Twenty-five upper school science research students participated in the symposium. They showcased their completed and upcoming research projects and celebrated eight seniors: Charlie Cooper, Ella Dundas, Angelica Lopez-Tucker, Nataliia Kulieshova, Stella Simonds, Vika Sokolenko, Jesse Xu and Tim Yang.
Kristina Gremski, science research program director, was pleased that families and faculty came to “support the students who may become future leaders in STEM fields.”
“The biggest highlight for me was to see a group of fifth graders attend,” Gremski said. “It was a good experience for the upper school students to try to adjust their presentations based on their audience.”
Research topics included environmental science, neuroscience, chemistry, behavioral and social science, animal science, astrophysics, and biomedical and health science.
Sharma’s interest in genetic defects and miscarriages led to the selection of her subject matter in cellular and molecular biology: “Investigating the Role of F-Actin in Chromosome-Specific Egg Aneuploidy.”
“I have a big interest in why genetic defects and miscarriages occurred and found Dr. Binyam Mogessie's lab at Yale University, so I asked if I could pursue my research in his lab and he said yes,” Sharma explained. “I will be continuing my research at Yale this summer studying the different meiotic proteins and discovering more solutions to aneuploid.”

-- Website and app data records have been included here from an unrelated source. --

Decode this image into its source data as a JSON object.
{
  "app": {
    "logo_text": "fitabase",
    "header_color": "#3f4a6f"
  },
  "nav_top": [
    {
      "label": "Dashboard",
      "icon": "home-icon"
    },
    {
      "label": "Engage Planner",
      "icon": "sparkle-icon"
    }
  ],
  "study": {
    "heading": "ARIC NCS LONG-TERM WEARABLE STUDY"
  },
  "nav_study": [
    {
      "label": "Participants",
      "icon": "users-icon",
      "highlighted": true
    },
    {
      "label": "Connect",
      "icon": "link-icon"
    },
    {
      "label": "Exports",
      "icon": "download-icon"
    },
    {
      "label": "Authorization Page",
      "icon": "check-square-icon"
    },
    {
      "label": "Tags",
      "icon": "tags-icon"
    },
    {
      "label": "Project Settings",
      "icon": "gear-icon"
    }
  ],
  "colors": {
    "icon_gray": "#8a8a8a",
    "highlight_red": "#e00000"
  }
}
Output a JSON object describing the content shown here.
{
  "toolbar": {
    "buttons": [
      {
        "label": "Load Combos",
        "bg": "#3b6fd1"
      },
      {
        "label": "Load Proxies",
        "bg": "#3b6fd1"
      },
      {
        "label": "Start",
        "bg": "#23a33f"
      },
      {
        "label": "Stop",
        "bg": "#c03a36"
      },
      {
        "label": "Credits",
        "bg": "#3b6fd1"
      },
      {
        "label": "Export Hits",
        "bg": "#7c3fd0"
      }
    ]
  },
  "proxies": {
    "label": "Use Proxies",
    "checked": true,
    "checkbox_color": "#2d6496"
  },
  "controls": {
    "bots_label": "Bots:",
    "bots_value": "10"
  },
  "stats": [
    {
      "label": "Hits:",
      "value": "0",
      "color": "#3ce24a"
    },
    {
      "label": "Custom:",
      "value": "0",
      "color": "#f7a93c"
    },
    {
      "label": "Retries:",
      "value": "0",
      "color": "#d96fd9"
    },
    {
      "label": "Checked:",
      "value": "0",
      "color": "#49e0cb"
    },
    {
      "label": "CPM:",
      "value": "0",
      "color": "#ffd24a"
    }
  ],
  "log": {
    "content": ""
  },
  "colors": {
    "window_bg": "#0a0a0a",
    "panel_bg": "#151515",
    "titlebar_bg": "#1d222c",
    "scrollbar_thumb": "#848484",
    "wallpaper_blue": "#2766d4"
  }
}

Gremski noted the advantages of the program reach far beyond the lab or classroom. “Each student follows their own science interests and experiences what it’s like to carry out a long-term project. They also learn how to create a resume and write professional emails to scientists, how to persevere when their emails are not answered, how to present their research in front of experts, and how to defend their work by answering challenging questions.”